Exercise objective |
Only a number is expected in reply: the count of lines below where the word "subtitle" occurs.

Material for this task |
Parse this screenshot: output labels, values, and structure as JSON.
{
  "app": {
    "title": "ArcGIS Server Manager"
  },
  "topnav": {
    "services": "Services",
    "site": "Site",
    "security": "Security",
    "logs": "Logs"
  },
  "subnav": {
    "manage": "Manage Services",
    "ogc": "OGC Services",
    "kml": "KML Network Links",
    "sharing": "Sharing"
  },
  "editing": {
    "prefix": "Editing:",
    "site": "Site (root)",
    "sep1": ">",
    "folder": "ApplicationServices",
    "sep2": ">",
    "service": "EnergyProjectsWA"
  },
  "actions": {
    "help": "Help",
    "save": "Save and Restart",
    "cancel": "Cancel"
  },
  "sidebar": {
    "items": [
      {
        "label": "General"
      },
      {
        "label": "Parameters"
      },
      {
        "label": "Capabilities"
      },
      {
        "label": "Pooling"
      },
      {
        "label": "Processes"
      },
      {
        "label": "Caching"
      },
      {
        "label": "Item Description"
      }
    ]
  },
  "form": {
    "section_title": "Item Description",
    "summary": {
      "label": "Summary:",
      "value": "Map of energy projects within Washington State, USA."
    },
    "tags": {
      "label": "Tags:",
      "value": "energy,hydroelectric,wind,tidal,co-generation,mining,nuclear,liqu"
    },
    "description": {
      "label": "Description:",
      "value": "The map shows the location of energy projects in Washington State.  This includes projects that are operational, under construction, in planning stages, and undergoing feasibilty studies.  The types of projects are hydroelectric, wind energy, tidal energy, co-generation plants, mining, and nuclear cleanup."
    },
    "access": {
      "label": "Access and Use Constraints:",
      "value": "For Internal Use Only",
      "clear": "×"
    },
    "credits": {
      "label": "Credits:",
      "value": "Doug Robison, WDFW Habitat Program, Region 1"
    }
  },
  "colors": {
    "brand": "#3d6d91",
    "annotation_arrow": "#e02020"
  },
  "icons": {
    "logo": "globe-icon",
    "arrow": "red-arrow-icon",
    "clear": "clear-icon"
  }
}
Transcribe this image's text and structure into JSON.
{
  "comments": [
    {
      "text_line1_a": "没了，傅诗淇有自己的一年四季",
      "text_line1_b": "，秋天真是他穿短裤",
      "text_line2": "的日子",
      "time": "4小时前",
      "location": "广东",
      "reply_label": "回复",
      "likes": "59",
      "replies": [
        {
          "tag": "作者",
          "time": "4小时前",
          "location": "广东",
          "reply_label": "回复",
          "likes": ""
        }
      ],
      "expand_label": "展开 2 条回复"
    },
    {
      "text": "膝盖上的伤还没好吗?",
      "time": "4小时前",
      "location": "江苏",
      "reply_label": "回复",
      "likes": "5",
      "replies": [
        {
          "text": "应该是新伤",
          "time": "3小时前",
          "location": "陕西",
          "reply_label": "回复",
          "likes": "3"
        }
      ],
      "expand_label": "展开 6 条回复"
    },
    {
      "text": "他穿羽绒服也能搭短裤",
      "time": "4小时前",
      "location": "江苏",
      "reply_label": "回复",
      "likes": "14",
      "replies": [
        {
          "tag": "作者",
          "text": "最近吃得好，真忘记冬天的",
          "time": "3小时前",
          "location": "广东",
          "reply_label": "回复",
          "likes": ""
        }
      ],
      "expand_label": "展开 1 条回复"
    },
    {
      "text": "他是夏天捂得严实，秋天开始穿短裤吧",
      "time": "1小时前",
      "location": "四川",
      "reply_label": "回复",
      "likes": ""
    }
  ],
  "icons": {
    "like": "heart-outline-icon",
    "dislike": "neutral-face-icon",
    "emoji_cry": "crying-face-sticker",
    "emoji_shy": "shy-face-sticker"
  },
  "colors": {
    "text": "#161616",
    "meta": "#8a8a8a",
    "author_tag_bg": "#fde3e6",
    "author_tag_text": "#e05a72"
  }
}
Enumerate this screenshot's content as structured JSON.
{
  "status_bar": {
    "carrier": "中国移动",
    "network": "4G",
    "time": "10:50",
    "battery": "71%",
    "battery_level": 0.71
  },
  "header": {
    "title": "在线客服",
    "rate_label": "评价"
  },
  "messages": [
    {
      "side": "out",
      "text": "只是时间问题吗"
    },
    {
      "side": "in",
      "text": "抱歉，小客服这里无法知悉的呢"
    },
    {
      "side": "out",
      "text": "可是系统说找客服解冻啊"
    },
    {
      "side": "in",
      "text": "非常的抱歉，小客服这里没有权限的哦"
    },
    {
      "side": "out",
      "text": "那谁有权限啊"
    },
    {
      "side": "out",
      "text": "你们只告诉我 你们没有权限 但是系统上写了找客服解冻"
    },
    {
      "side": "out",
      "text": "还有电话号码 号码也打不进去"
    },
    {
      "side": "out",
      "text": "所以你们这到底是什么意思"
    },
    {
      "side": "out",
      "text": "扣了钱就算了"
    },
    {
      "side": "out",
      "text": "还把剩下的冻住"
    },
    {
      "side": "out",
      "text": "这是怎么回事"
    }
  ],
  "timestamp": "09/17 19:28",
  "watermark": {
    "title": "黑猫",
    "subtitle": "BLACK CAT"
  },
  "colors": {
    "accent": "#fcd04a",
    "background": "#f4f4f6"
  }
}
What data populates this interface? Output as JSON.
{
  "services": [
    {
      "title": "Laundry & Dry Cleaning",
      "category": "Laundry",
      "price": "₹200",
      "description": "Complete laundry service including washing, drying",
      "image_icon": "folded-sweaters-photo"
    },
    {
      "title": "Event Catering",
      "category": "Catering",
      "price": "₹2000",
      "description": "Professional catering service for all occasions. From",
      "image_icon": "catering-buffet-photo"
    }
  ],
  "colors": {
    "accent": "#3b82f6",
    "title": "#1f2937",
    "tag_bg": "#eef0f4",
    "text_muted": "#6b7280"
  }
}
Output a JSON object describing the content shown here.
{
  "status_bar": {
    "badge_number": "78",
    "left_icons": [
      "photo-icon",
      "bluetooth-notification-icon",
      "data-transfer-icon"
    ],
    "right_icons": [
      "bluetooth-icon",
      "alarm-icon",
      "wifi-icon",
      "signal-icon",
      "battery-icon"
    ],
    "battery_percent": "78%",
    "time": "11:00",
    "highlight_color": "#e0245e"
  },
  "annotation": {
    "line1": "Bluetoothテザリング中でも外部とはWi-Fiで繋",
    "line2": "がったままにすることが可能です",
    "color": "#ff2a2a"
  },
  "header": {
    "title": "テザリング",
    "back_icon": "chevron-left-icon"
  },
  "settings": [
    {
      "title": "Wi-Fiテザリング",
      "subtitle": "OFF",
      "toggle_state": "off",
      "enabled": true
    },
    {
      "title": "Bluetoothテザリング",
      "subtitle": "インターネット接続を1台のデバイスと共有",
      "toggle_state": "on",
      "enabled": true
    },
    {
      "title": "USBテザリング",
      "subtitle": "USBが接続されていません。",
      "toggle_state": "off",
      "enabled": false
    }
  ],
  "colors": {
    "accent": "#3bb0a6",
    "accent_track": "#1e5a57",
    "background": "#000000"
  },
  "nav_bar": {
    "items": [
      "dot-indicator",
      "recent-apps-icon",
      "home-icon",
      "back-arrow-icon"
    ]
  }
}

Answer space |
4